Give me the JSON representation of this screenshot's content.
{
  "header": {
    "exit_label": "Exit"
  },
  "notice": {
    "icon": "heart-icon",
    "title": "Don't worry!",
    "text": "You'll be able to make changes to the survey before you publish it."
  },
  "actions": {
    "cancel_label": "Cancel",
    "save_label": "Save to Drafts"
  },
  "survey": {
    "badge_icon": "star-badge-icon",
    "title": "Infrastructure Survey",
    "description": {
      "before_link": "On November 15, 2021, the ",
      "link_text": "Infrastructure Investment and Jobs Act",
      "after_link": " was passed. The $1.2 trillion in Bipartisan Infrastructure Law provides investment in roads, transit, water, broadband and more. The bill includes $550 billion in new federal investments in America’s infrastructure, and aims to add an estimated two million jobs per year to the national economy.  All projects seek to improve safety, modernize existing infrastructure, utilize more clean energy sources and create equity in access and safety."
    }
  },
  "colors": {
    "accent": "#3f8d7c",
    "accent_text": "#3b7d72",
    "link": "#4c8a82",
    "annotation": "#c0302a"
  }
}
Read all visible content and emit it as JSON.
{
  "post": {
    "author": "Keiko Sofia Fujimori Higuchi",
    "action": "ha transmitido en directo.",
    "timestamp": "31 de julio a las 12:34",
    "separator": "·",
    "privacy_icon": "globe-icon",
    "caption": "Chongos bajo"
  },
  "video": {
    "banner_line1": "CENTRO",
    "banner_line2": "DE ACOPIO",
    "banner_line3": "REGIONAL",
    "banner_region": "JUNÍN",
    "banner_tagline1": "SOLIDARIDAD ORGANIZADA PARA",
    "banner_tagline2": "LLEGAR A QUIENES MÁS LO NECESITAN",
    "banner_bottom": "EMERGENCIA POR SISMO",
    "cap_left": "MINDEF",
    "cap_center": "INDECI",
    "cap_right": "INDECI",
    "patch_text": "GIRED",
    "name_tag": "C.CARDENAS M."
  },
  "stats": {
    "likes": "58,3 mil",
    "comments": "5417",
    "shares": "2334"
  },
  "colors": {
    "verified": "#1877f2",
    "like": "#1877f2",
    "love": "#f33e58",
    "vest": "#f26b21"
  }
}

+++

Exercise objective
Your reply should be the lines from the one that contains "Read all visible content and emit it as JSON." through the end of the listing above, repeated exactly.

Task output
Read all visible content and emit it as JSON.
{
  "post": {
    "author": "Keiko Sofia Fujimori Higuchi",
    "action": "ha transmitido en directo.",
    "timestamp": "31 de julio a las 12:34",
    "separator": "·",
    "privacy_icon": "globe-icon",
    "caption": "Chongos bajo"
  },
  "video": {
    "banner_line1": "CENTRO",
    "banner_line2": "DE ACOPIO",
    "banner_line3": "REGIONAL",
    "banner_region": "JUNÍN",
    "banner_tagline1": "SOLIDARIDAD ORGANIZADA PARA",
    "banner_tagline2": "LLEGAR A QUIENES MÁS LO NECESITAN",
    "banner_bottom": "EMERGENCIA POR SISMO",
    "cap_left": "MINDEF",
    "cap_center": "INDECI",
    "cap_right": "INDECI",
    "patch_text": "GIRED",
    "name_tag": "C.CARDENAS M."
  },
  "stats": {
    "likes": "58,3 mil",
    "comments": "5417",
    "shares": "2334"
  },
  "colors": {
    "verified": "#1877f2",
    "like": "#1877f2",
    "love": "#f33e58",
    "vest": "#f26b21"
  }
}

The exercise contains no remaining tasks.